Nairobi, May 7 (Swara)—In an initiative to bolster conservation efforts, The Safari Collection and Footprint Trust have joined forces to spearhead a pioneering rhino monitoring project in Kenya. The collaboration facilitated a successful seven-day operation to GPS tag and ear-notch 13 black rhinos within the Maasai Mara National Reserve.

Working in tandem with the Narok County Government, the Kenya Wildlife Service (KWS), the Wildlife Research and Training Institute, as well as local and international conservation organisations, the endeavour marked a significant milestone in safeguarding the endangered eastern Black rhino (Diceros bicornis michaelli) population in Kenya.

The tagged rhinos, belonging to one of only two free-ranging, indigenous eastern Black rhino populations in the country, are now equipped with GPS tags that provide hourly updates. These updates offer invaluable data to the Reserve’s Rhino Ranger Unit, enhancing knowledge on how best to protect these critically endangered animals.

“Ear notching is needed to individually identify rhinos; it is part of the rhino monitoring protocol, which aims for 60 per cent of any population to be notched and identifiable. Ideally, notching is needed every 2 to 3 years, depending on the population,” explained Linus Kariuki, KWS Head of Rhino.

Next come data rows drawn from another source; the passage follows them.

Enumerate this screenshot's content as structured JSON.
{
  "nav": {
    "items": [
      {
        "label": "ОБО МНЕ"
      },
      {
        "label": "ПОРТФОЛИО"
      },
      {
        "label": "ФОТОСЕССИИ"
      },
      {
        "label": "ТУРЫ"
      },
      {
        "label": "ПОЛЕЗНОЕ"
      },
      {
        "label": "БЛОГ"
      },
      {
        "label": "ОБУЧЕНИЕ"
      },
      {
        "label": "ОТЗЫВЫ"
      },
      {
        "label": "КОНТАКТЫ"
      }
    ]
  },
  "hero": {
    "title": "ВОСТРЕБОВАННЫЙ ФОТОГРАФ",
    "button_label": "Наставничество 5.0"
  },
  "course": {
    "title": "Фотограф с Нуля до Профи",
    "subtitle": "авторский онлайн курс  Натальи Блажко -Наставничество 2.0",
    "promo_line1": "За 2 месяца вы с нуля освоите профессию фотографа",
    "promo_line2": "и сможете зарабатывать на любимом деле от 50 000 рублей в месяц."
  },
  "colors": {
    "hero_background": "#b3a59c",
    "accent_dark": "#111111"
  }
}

Ear notching, the method of clipping small sections from a rhino’s ears, facilitates easy identification and monitoring of the animals.

With its potential to support a substantial Black rhino population, the Mara faces challenges despite witnessing a notable increase in rhino numbers in recent years. Despite this growth, the population remains below its recorded peak of around 150 in the 1960s. Factors such as habitat loss, tourism-related disturbances, and inadequate coordination of rhino surveillance across the ecosystem pose significant threats to the population’s sustainability.

“It’s trying to find the balance between how we can get the most out of the Mara without compromising the success of a critically endangered eastern Black rhino population. Using the technology that we have at our disposal, we must bring all the data together to help the Maasai Mara,” noted Grant Burden from 51 Degrees.

Efficient population management is crucial in achieving the objectives outlined in the Kenya Black Rhino Action Plan, which recommends standardized rhino monitoring protocols and genetic profiling of at least 90 per cent of the Mara-Serengeti rhino population.

Stephen Minis, Chief Park Warden, highlighted the dedicated efforts of the Mara Rhino Ranger Unit in monitoring and protecting the endangered species, which serves as a major attraction for visitors to the Maasai Mara.

The installation of cutting-edge technology, including the EarthRanger system and a wireless LoRa WAN (long-range wide area network), as part of the Reserve’s new Management Plan, marks a significant step towards enhancing management, monitoring, and anti-poaching efforts across the Reserve.

The operation, a collaborative effort between the Narok County Government, KWS, the Wildlife Research and Training Institute, The Safari Collection Footprint Trust, the Sheldrick Wildlife Trust, Mara Conservancy, and 51 Degrees Ltd., underscores the collective commitment towards safeguarding Kenya’s wildlife heritage.